IVDD Treatment Options
Treatment Protocols for IVDD
There are many options for dachshunds afflicted with IVDD. While no guide can be completely comprehensive, this page of the DRBC Site reviews those treatment methods most commonly used by the veterinarians that support DRBC. You should have a full discussion with your veterinarian concerning the options available for your doxie.
The table or menu shown below will guide you through the various options.
DRBC IVDD General Considerations
DRBC always thinks surgery first, even though this may not be the option followed. The rationale behind this thought process is the number of options it gives us in the treatment of suspected IVDD. Using this approach leads to a reduced number of IVDD surgeries for the rescue and a more successful conservative or medical treatment result.
Keep in mind the best tool here is the eyes of the owner or in DRBC's case, the foster family. As dogs walk or play we are looking at the animal's gait and energy level. We also look at shape and form and modify food and activity levels to reduce the chances that the doxie in question will experience a trip to the neurosurgeon. A key to who they are prior to the injury also provides important information about the health of their spine. Being an observant parent for your fur kid is one of the best ways to stay on the fast track to recovery should IVDD become an issue.
Our second tool is a crate. Immobility is critical to recovery from this disease; again this is with or without surgery. It is not cruel to crate when it can save an animal's life or maintain the quality of that animal's life. Crate train early and this will not be an issue should your doxie suffer from IVDD or any other illness. Oh, and by the way, we never wait for a veterinarian to tell us to crate rest a dog; we take the step long before the trip to the hospital.
Third, we act in a timely manner to have the issue addressed. Time = Function. We want to keep or regain the largest percentage of function possible should IVDD present as the diagnosis.
Given these considerations, all DRBC dogs begin their path to recovery at a single point: the General Exam. Following the exam, the path may be surgical, non-surgical, or may follow an alternate therapy treatment path for a variety of reasons. Each of these steps is discussed below in an attempt to help doxie owners use the same logic we do here at DRBC.

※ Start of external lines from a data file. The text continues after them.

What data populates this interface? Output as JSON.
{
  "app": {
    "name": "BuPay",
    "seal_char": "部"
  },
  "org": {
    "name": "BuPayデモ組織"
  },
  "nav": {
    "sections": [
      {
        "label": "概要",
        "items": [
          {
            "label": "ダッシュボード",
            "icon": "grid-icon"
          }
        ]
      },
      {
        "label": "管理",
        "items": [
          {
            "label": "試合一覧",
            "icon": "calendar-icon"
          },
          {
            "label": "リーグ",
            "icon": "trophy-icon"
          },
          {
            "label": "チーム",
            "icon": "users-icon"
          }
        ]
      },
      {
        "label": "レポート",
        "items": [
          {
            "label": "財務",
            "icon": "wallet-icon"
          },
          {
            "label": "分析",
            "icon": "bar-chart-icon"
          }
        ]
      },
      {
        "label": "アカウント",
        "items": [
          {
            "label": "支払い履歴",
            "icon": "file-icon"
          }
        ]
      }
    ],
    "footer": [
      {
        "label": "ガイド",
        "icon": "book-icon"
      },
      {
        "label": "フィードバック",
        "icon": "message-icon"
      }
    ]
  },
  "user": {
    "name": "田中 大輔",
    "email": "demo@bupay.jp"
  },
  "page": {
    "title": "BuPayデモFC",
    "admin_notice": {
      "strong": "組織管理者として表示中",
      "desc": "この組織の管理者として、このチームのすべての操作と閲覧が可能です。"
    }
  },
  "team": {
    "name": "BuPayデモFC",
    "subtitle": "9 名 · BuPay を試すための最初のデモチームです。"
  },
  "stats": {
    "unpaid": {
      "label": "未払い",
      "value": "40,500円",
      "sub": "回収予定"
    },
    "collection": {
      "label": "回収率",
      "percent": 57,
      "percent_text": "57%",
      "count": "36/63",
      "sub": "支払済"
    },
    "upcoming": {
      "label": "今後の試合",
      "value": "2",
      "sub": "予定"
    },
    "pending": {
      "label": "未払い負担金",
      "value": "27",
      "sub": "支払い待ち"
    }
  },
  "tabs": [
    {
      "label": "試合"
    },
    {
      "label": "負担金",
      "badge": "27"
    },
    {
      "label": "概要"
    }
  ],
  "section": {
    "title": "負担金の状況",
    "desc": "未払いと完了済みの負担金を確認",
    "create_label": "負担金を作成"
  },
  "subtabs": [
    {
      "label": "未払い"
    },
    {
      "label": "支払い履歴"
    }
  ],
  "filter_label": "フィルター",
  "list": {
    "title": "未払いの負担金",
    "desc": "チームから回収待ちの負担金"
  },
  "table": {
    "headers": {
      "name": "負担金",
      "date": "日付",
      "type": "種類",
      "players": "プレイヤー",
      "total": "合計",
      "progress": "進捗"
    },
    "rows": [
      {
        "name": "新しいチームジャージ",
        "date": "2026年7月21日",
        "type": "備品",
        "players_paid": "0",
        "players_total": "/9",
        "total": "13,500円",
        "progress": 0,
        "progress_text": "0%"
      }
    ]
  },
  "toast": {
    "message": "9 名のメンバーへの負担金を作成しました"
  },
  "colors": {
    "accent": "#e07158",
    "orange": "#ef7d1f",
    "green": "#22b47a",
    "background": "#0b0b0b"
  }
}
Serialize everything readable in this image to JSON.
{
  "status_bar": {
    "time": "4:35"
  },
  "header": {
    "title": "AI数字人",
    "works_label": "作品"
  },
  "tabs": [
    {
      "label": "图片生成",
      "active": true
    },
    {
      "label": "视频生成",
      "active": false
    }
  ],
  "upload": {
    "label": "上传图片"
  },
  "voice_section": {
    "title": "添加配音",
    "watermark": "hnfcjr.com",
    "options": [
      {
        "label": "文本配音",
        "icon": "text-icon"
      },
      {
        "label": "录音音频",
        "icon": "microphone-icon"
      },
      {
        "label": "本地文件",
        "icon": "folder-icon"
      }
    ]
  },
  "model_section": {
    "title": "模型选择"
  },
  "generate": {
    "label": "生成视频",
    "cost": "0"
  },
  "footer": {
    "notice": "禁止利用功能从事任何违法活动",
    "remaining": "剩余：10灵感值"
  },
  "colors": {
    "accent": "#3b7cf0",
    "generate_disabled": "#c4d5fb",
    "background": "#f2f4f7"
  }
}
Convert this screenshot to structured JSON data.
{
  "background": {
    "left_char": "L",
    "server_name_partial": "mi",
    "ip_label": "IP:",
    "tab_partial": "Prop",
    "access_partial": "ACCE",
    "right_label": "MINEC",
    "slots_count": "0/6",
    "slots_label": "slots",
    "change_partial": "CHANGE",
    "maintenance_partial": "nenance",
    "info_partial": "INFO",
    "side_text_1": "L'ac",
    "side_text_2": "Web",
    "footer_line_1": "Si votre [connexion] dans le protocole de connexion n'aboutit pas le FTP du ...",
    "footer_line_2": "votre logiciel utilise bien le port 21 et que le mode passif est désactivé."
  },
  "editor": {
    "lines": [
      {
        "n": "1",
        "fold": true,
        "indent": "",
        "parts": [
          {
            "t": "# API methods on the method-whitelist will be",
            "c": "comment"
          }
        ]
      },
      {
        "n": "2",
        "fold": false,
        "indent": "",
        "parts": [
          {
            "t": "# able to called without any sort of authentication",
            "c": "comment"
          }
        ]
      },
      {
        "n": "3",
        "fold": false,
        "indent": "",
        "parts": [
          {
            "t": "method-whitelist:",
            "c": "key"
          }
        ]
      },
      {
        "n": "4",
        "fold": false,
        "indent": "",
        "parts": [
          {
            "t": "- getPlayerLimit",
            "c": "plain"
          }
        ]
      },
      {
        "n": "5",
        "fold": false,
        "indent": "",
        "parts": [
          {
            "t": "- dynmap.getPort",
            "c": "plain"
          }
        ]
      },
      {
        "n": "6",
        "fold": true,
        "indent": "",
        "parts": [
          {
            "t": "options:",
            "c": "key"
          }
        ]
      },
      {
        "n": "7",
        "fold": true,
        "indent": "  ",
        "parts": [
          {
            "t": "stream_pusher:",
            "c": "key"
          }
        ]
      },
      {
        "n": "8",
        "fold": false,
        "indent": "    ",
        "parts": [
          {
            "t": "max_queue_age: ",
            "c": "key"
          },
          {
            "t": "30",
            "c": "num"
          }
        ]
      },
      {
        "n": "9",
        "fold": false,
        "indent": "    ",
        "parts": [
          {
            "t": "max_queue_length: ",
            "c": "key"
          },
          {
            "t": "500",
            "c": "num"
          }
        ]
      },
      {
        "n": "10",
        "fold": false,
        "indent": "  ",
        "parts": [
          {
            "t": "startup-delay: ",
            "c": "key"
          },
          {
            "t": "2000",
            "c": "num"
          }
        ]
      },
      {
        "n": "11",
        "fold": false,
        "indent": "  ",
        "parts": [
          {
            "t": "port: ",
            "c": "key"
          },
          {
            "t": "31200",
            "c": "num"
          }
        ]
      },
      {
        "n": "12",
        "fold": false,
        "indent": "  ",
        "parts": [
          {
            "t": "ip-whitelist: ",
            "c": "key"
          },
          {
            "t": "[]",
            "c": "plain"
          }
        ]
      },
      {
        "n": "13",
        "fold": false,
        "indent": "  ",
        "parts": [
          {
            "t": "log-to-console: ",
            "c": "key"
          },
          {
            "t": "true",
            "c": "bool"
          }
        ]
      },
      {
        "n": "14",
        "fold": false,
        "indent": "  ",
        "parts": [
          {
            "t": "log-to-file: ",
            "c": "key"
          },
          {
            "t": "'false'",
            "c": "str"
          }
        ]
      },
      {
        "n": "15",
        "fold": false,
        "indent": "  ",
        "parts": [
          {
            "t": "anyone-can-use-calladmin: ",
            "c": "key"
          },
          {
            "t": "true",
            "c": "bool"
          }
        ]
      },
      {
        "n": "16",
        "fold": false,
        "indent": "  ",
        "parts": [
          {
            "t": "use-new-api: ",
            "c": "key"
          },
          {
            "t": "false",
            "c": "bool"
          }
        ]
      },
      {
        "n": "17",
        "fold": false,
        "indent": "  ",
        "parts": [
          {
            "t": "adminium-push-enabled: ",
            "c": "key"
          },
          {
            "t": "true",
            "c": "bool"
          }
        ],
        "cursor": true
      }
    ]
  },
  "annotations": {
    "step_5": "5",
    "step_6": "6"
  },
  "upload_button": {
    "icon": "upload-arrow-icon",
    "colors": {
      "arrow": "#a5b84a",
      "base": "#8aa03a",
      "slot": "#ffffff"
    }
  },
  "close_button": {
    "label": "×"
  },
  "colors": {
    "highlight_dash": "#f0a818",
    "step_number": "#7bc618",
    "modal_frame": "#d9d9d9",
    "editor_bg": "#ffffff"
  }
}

NOTE: This section of the DRBC website is offered as a medical reference only. DRBC is not operated by veterinarians. Seek the attention of your veterinarian to obtain a complete understanding of any of the topics listed.